Updated: Jul 20
There is a lot of chatter right now surrounding the child tax credit payments, which began hitting the bank accounts on July 15 and will continue to do so on the 15th of each month through December. Thought I’d check in and offer some answers to common questions I’m hearing.
Here’s the tea
As part of the American Rescue Plan, the child tax credit will offer $3,600 per child under six years old and $3,000 per child between six and seventeen years of age for the 2021 tax year. These payments will be paid monthly to qualifying households by default, offering up to $250 for kids aged 6 to 17 or $300 per child under the age of 6 for qualifying families.
The monthly payments began on July 15 and will continue through the end of 2021, with the remainder of the credit set to be sent to recipients via tax refunds in 2022.
Do I qualify?
Several income and age requirements can apply depending on your situation, so we encourage you to use the IRS tools to verify your eligibility and credit amount.
That said, although there are several requirements, the credit is available for most parents who claim children 17 or younger as deductions on their taxes and who have a modified adjusted gross income of $150,000 (for married filing jointly status), $75,000 (for single filers, or $112,500 (for head of household filers). The tax credit is a refundable tax credit, meaning that if the credit is a higher amount than what you owe for 2021, you will receive a refund for the difference. This feature is similar to how the Earned Income Tax Credit works.

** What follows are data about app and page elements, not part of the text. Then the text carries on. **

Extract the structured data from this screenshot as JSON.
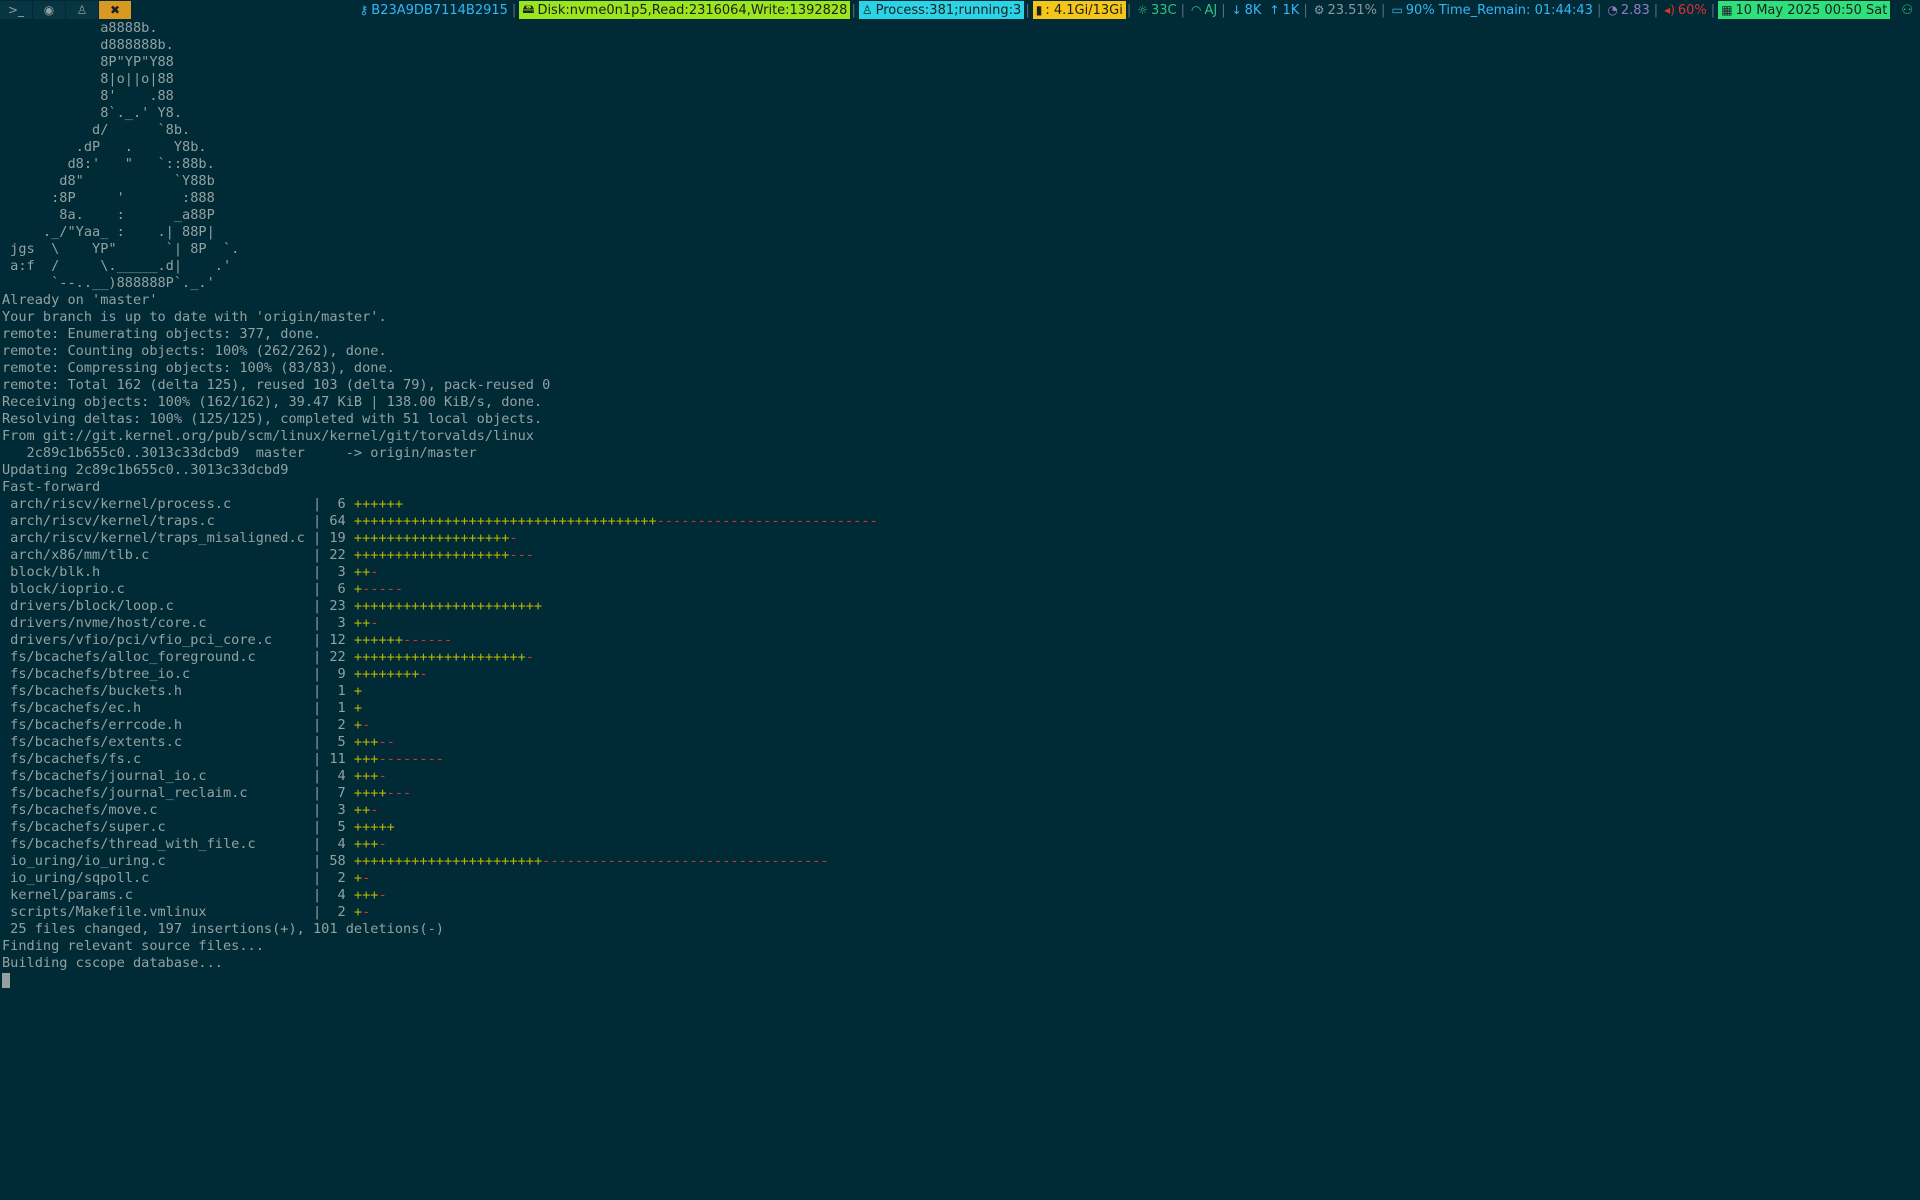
{
  "workspaces": [
    {
      "icon": ">_",
      "name": "terminal-workspace-icon",
      "active": false
    },
    {
      "icon": "◉",
      "name": "browser-workspace-icon",
      "active": false
    },
    {
      "icon": "♙",
      "name": "linux-workspace-icon",
      "active": false
    },
    {
      "icon": "✖",
      "name": "tools-workspace-icon",
      "active": true
    }
  ],
  "status": {
    "key": {
      "icon": "⚷",
      "text": "B23A9DB7114B2915"
    },
    "disk": {
      "icon": "🖴",
      "text": "Disk:nvme0n1p5,Read:2316064,Write:1392828",
      "bg": "#9be51d",
      "fg": "#1d2021"
    },
    "process": {
      "icon": "♙",
      "text": "Process:381;running:3",
      "bg": "#2ad4e6",
      "fg": "#1d2021"
    },
    "memory": {
      "icon": "▮",
      "text": ": 4.1Gi/13Gi",
      "bg": "#f5c518",
      "fg": "#1d2021"
    },
    "temp": {
      "icon": "☼",
      "text": "33C",
      "fg": "#2ec27e"
    },
    "wifi": {
      "icon": "◠",
      "text": "AJ",
      "fg": "#2ec27e"
    },
    "net_down": {
      "icon": "↓",
      "text": "8K",
      "fg": "#33b6f5"
    },
    "net_up": {
      "icon": "↑",
      "text": "1K",
      "fg": "#33b6f5"
    },
    "cpu": {
      "icon": "⚙",
      "text": "23.51%",
      "fg": "#8b9aa3"
    },
    "battery": {
      "icon": "▭",
      "text": "90% Time_Remain: 01:44:43",
      "fg": "#33b6f5"
    },
    "load": {
      "icon": "◔",
      "text": "2.83",
      "fg": "#8e7cc3"
    },
    "volume": {
      "icon": "◂)",
      "text": "60%",
      "fg": "#e0302f"
    },
    "date": {
      "icon": "▦",
      "text": "10 May 2025 00:50 Sat",
      "bg": "#2ee07a",
      "fg": "#1d2021"
    },
    "tray": {
      "icon": "⚇",
      "fg": "#2ec27e"
    }
  },
  "terminal": {
    "lines": [
      {
        "t": "            a8888b."
      },
      {
        "t": "            d888888b."
      },
      {
        "t": "            8P\"YP\"Y88"
      },
      {
        "t": "            8|o||o|88"
      },
      {
        "t": "            8'    .88"
      },
      {
        "t": "            8`._.' Y8."
      },
      {
        "t": "           d/      `8b."
      },
      {
        "t": "         .dP   .     Y8b."
      },
      {
        "t": "        d8:'   \"   `::88b."
      },
      {
        "t": "       d8\"           `Y88b"
      },
      {
        "t": "      :8P     '       :888"
      },
      {
        "t": "       8a.    :      _a88P"
      },
      {
        "t": "     ._/\"Yaa_ :    .| 88P|"
      },
      {
        "t": " jgs  \\    YP\"      `| 8P  `."
      },
      {
        "t": " a:f  /     \\._____.d|    .'"
      },
      {
        "t": "      `--..__)888888P`._.'"
      },
      {
        "t": "Already on 'master'"
      },
      {
        "t": "Your branch is up to date with 'origin/master'."
      },
      {
        "t": "remote: Enumerating objects: 377, done."
      },
      {
        "t": "remote: Counting objects: 100% (262/262), done."
      },
      {
        "t": "remote: Compressing objects: 100% (83/83), done."
      },
      {
        "t": "remote: Total 162 (delta 125), reused 103 (delta 79), pack-reused 0"
      },
      {
        "t": "Receiving objects: 100% (162/162), 39.47 KiB | 138.00 KiB/s, done."
      },
      {
        "t": "Resolving deltas: 100% (125/125), completed with 51 local objects."
      },
      {
        "t": "From git://git.kernel.org/pub/scm/linux/kernel/git/torvalds/linux"
      },
      {
        "t": "   2c89c1b655c0..3013c33dcbd9  master     -> origin/master"
      },
      {
        "t": "Updating 2c89c1b655c0..3013c33dcbd9"
      },
      {
        "t": "Fast-forward"
      },
      {
        "t": " arch/riscv/kernel/process.c          |  6 ",
        "p": "++++++",
        "m": ""
      },
      {
        "t": " arch/riscv/kernel/traps.c            | 64 ",
        "p": "+++++++++++++++++++++++++++++++++++++",
        "m": "---------------------------"
      },
      {
        "t": " arch/riscv/kernel/traps_misaligned.c | 19 ",
        "p": "+++++++++++++++++++",
        "m": "-"
      },
      {
        "t": " arch/x86/mm/tlb.c                    | 22 ",
        "p": "+++++++++++++++++++",
        "m": "---"
      },
      {
        "t": " block/blk.h                          |  3 ",
        "p": "++",
        "m": "-"
      },
      {
        "t": " block/ioprio.c                       |  6 ",
        "p": "+",
        "m": "-----"
      },
      {
        "t": " drivers/block/loop.c                 | 23 ",
        "p": "+++++++++++++++++++++++",
        "m": ""
      },
      {
        "t": " drivers/nvme/host/core.c             |  3 ",
        "p": "++",
        "m": "-"
      },
      {
        "t": " drivers/vfio/pci/vfio_pci_core.c     | 12 ",
        "p": "++++++",
        "m": "------"
      },
      {
        "t": " fs/bcachefs/alloc_foreground.c       | 22 ",
        "p": "+++++++++++++++++++++",
        "m": "-"
      },
      {
        "t": " fs/bcachefs/btree_io.c               |  9 ",
        "p": "++++++++",
        "m": "-"
      },
      {
        "t": " fs/bcachefs/buckets.h                |  1 ",
        "p": "+",
        "m": ""
      },
      {
        "t": " fs/bcachefs/ec.h                     |  1 ",
        "p": "+",
        "m": ""
      },
      {
        "t": " fs/bcachefs/errcode.h                |  2 ",
        "p": "+",
        "m": "-"
      },
      {
        "t": " fs/bcachefs/extents.c                |  5 ",
        "p": "+++",
        "m": "--"
      },
      {
        "t": " fs/bcachefs/fs.c                     | 11 ",
        "p": "+++",
        "m": "--------"
      },
      {
        "t": " fs/bcachefs/journal_io.c             |  4 ",
        "p": "+++",
        "m": "-"
      },
      {
        "t": " fs/bcachefs/journal_reclaim.c        |  7 ",
        "p": "++++",
        "m": "---"
      },
      {
        "t": " fs/bcachefs/move.c                   |  3 ",
        "p": "++",
        "m": "-"
      },
      {
        "t": " fs/bcachefs/super.c                  |  5 ",
        "p": "+++++",
        "m": ""
      },
      {
        "t": " fs/bcachefs/thread_with_file.c       |  4 ",
        "p": "+++",
        "m": "-"
      },
      {
        "t": " io_uring/io_uring.c                  | 58 ",
        "p": "+++++++++++++++++++++++",
        "m": "-----------------------------------"
      },
      {
        "t": " io_uring/sqpoll.c                    |  2 ",
        "p": "+",
        "m": "-"
      },
      {
        "t": " kernel/params.c                      |  4 ",
        "p": "+++",
        "m": "-"
      },
      {
        "t": " scripts/Makefile.vmlinux             |  2 ",
        "p": "+",
        "m": "-"
      },
      {
        "t": " 25 files changed, 197 insertions(+), 101 deletions(-)"
      },
      {
        "t": "Finding relevant source files..."
      },
      {
        "t": "Building cscope database..."
      }
    ]
  }
}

How is the money being distributed?
If you received a stimulus check or filed taxes in 2019 or 2020, you should receive the credit through direct deposit. If the IRS does not have your current banking information, you can expect to receive your payments via check in the mail. If you did not receive your first payment on July 15th, visit the Child Tax Credit Update Portal to see if you need to update your information.
What about those who don't file taxes?
If you weren't required to file taxes in either 2019 or 2020, or you did not do so, you will need to update your information with the IRS in order to receive the money. Doing so is simple using this online tool created by the IRS for parents to register their information electronically. The IRS recommends using the tool on a computer rather than a mobile device for optimal functionality.
You can opt out!
The monthly payments are technically “advance monthly payments,” and you can opt out of them if you would like. Individuals and households who expect to have a tax liability for 2021 and would prefer not to cut an even bigger check during tax season in 2022 may want to consider this option. Let me know if this is something you’re considering or want to discuss--happy to help you weigh the options.
If you qualify, what’s your plan?
These advance monthly payments will help many American families that need it most. If you find yourself receiving the credit and do not need the additional money for expenses, investing it as part of your long-term plan could be a wise choice. While $250 or $300 monthly may not seem like very much, it’s important to remember the principles of compound interest and long-term investing. $3,000 could add up nicely over time!
Hope this has been helpful--as always, I’m here to help if you need anything or would like to catch up.